Source material
====

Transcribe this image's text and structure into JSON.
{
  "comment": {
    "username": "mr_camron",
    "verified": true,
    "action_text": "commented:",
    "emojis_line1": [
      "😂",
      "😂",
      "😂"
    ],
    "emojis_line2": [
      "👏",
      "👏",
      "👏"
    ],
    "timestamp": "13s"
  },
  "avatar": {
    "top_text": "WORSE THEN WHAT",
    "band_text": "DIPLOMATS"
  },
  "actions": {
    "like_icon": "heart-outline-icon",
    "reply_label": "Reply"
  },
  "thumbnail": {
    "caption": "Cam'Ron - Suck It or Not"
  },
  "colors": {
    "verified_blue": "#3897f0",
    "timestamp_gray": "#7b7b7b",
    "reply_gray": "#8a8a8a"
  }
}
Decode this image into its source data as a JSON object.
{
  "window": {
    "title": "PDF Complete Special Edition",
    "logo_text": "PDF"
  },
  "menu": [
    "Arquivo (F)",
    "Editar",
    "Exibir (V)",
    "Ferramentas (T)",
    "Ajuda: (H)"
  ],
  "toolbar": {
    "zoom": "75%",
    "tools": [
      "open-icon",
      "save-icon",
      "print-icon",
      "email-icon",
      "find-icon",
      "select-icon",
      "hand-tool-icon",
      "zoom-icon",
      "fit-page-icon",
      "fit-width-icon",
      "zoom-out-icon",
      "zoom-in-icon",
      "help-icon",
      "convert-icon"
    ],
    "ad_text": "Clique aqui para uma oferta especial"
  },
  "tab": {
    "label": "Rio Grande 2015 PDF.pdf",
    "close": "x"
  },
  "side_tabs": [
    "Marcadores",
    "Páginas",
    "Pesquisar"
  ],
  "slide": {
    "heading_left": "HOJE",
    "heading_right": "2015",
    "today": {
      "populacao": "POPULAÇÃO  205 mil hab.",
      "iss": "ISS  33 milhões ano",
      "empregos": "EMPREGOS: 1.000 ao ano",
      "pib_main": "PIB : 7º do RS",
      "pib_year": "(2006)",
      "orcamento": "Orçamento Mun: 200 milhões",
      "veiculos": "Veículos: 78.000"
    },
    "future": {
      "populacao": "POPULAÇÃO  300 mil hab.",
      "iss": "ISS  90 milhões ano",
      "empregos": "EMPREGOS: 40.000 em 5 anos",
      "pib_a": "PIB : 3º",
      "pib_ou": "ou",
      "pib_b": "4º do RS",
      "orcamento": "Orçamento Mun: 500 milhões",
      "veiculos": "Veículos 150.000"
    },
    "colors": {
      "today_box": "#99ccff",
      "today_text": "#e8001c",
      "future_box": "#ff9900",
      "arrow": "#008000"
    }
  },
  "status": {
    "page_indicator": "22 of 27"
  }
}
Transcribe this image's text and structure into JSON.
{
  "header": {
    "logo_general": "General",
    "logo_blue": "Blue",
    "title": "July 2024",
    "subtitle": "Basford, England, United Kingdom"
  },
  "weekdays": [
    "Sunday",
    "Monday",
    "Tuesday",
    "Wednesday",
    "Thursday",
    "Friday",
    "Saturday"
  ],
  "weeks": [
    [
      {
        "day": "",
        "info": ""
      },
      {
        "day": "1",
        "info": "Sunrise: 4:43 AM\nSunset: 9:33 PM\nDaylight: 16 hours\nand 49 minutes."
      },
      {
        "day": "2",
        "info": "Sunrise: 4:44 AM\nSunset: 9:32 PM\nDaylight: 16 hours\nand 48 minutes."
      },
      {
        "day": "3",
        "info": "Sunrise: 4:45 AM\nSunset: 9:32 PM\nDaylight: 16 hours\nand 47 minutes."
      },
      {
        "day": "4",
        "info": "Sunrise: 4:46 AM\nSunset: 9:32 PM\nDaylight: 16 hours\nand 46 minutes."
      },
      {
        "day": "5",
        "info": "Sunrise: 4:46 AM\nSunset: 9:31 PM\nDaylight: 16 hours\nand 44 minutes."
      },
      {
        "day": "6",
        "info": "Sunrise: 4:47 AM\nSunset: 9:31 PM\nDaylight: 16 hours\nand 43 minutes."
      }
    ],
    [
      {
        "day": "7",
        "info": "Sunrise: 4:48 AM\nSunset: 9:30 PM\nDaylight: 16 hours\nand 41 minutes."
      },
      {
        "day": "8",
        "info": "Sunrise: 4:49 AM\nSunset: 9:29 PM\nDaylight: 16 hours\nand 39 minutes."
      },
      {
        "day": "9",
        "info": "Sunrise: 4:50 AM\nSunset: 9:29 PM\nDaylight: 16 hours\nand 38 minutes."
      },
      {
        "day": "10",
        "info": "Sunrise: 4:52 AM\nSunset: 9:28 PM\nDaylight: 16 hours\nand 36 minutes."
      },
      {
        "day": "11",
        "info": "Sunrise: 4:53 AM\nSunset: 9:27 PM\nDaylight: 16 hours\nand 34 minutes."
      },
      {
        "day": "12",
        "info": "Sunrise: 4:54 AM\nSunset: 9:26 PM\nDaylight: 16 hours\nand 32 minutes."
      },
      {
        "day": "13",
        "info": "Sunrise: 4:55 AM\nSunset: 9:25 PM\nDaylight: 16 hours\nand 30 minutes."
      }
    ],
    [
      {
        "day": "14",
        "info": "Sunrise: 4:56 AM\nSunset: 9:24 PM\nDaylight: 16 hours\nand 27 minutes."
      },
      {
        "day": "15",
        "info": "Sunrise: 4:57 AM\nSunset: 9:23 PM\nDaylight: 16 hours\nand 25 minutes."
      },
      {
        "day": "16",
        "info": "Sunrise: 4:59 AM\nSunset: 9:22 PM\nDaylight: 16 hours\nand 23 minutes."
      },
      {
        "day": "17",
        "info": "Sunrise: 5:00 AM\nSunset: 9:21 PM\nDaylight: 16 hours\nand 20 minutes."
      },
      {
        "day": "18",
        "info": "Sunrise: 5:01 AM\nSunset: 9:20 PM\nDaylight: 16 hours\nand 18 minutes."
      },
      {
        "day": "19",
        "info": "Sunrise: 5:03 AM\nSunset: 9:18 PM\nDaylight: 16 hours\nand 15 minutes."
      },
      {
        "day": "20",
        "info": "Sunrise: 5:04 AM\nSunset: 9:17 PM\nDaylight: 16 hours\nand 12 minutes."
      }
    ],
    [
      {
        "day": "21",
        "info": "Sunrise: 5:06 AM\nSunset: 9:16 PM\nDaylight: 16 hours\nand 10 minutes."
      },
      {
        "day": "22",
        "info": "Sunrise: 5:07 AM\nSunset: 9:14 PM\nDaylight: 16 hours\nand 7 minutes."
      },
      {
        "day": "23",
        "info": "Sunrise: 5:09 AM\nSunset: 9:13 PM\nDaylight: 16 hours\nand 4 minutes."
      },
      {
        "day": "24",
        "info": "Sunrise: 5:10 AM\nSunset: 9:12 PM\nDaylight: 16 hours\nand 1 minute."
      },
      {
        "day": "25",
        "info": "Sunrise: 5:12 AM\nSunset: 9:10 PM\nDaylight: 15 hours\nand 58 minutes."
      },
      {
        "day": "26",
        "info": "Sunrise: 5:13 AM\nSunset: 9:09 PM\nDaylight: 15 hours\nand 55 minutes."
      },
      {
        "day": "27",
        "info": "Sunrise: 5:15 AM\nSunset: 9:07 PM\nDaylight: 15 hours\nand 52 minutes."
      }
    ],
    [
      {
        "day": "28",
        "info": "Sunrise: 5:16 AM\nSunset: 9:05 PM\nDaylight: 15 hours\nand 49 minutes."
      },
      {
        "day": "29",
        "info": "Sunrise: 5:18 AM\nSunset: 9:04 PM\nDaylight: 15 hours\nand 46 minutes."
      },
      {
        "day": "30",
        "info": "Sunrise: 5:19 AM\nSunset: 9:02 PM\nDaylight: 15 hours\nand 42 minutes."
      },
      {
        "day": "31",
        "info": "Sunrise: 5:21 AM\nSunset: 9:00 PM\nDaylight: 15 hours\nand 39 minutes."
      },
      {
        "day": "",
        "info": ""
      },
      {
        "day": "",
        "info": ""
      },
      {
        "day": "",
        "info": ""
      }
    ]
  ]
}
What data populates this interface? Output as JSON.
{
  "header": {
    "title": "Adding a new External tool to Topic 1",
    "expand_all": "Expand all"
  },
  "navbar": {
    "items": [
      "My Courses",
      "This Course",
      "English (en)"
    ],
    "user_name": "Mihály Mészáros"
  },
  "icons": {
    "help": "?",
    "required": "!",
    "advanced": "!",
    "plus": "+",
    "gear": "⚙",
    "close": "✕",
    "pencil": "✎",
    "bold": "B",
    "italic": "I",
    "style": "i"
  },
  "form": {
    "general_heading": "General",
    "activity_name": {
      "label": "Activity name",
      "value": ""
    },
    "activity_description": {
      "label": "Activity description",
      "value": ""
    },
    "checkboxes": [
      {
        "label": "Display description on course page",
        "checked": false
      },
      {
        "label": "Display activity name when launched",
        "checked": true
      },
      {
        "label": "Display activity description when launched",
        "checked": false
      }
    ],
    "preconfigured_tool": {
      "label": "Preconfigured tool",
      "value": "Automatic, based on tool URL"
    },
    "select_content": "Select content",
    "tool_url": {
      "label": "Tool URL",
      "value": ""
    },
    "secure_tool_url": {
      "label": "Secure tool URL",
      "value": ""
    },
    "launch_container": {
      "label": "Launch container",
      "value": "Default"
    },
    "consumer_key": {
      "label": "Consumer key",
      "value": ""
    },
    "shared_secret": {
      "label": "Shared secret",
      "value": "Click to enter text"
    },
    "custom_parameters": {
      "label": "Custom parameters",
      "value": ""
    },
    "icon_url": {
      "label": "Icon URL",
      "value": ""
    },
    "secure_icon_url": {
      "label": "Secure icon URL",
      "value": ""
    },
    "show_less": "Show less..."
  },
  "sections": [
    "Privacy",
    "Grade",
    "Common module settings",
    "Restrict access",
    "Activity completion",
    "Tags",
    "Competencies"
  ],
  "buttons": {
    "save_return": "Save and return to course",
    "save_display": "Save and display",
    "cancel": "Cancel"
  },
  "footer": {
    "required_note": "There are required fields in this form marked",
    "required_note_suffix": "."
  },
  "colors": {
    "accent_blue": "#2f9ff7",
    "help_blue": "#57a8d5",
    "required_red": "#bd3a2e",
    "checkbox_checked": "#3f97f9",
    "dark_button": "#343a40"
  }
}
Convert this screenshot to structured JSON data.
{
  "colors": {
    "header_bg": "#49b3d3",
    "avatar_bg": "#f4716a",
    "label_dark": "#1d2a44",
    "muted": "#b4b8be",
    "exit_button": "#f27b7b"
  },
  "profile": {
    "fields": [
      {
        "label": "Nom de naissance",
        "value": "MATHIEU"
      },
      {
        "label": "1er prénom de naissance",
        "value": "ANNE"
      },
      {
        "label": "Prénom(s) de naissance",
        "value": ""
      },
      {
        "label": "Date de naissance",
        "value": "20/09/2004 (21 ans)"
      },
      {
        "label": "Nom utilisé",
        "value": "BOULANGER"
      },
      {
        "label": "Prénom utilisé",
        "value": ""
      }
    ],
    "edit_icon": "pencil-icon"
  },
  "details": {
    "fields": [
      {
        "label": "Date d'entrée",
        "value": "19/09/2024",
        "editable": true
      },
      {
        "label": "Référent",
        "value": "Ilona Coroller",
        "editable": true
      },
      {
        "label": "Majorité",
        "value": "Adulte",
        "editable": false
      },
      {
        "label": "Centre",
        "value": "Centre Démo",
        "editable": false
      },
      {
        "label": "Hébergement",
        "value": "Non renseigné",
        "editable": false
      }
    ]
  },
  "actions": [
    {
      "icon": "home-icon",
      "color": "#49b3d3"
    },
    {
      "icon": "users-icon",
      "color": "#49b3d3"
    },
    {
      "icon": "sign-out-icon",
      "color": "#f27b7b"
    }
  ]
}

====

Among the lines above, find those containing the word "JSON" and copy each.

Transcribe this image's text and structure into JSON.
Decode this image into its source data as a JSON object.
Transcribe this image's text and structure into JSON.
What data populates this interface? Output as JSON.
Convert this screenshot to structured JSON data.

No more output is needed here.